NOT TOO LONG AGO, A CANCELLATION wasn't really a bad thing. If a buyer bailed and the house came back to the builder, all the sales agent had to do was call the next person on the interest list. And chances are, prices had gone up since the original contract was signed, so the builder probably made several thousand extra dollars for very little extra work.

Those were the days, friends. Things are different now.

With interest rates creeping up and consumer confidence shaky, new-home traffic and sales are down and builders report that cancellations are up. With that combination, a lost sale can be tough to recoup.

So the questions arise: Are there signals to alert a builder that a deal is starting to go south? Aside from requiring a massive, nonrefundable deposit, what can be done to keep a customer from canceling a contract? And, finally, if all the cajoling and soothing words of comfort don't do the trick, what's the best way to sell the house in a hurry, short of slashing the price?

This is when true sales skills come to light, the pros say.

The warning signs can be subtle, but they're easy to spot if a sales agent is paying attention. New-home buyers are excited people. They come back into the sales center repeatedly and bring their family and friends. They want to show off, and illustration: randy pollak they want reinforcement from those they know and love that they've made a wise decision. If they aren't coming in, or they've been in but have stopped coming, they might be having second thoughts, says Pattie Walker, vice president of sales and marketing for the San Diego division of McMillin Homes. Or those darling friends and family members have been whispering in their ear, “Are you nuts? Why are you buying now? Prices are going down!”

Another tip that they're thinking about canceling is they're not progressing through the process. They haven't selected their options, or they're not getting back to the lender with the necessary documentation for the financing. It's vital for the sales agent to work with the design center staff and the lender as a team, with everyone keeping each other apprised of any potential problems. If the buyer has a home to sell, regular conversations need to be happening with the listing agent.

STUFF HAPPENS Buyers cancel for several reasons, some of which have nothing to do with the house or the builder and everything to do with life. People lose jobs, they get divorced, they get transferred out of state, they get sick. There's really nothing a builder can do to recover that kind of lost sale. Just be gracious and wish the buyer all the best, because this is a sale that could be recaptured in the future. The buyer doesn't want to cancel anymore than the builder does, and things could turn around.

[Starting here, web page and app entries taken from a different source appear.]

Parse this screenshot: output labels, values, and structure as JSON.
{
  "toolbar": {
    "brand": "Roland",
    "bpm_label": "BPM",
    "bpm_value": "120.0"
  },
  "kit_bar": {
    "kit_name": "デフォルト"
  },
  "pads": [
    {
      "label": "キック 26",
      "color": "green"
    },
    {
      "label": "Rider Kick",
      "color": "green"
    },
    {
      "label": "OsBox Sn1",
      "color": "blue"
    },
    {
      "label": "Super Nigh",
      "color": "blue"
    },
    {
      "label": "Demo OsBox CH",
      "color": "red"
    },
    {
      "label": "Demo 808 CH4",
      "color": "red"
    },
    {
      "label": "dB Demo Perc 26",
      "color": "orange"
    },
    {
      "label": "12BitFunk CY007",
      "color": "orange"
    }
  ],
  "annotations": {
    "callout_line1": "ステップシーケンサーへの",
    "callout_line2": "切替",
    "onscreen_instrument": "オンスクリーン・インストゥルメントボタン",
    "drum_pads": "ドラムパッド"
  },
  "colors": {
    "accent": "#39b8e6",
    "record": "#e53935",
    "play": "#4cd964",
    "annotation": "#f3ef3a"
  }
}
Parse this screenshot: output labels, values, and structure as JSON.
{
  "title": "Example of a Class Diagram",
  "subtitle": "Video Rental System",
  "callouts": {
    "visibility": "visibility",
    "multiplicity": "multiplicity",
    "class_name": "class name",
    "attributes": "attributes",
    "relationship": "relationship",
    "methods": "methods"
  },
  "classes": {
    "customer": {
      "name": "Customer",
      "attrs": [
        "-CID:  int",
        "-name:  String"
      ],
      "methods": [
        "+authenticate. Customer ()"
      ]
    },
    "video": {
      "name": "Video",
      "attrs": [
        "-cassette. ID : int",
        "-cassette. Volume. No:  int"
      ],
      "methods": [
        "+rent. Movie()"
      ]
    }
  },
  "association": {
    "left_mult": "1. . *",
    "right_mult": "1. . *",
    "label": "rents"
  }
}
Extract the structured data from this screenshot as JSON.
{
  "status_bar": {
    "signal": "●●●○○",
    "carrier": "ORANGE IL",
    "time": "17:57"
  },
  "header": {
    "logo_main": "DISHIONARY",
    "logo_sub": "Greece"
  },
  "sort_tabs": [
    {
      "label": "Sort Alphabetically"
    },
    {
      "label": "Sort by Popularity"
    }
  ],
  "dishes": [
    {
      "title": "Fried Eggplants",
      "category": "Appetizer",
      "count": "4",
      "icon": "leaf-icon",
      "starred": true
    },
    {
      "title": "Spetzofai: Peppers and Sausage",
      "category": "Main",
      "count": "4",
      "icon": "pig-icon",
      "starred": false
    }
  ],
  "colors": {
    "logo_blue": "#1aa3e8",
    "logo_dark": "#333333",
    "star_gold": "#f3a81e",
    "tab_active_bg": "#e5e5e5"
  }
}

“You have to be careful how you treat people during a cancellation,” says Delray Beach, Fla.–based new-home sales trainer Bob Schultz. “If you smack them around, they won't like you anymore. If you're nice, you can work with them down the road.”

If you can legally keep the buyer's deposit, you might consider giving them a credit for a portion of the deposit if they come back in six to 12 months to purchase a home, Schultz says. “Sometimes, it makes sense to give them 100 percent of their deposit back because the house has gone up in value by then,” he says.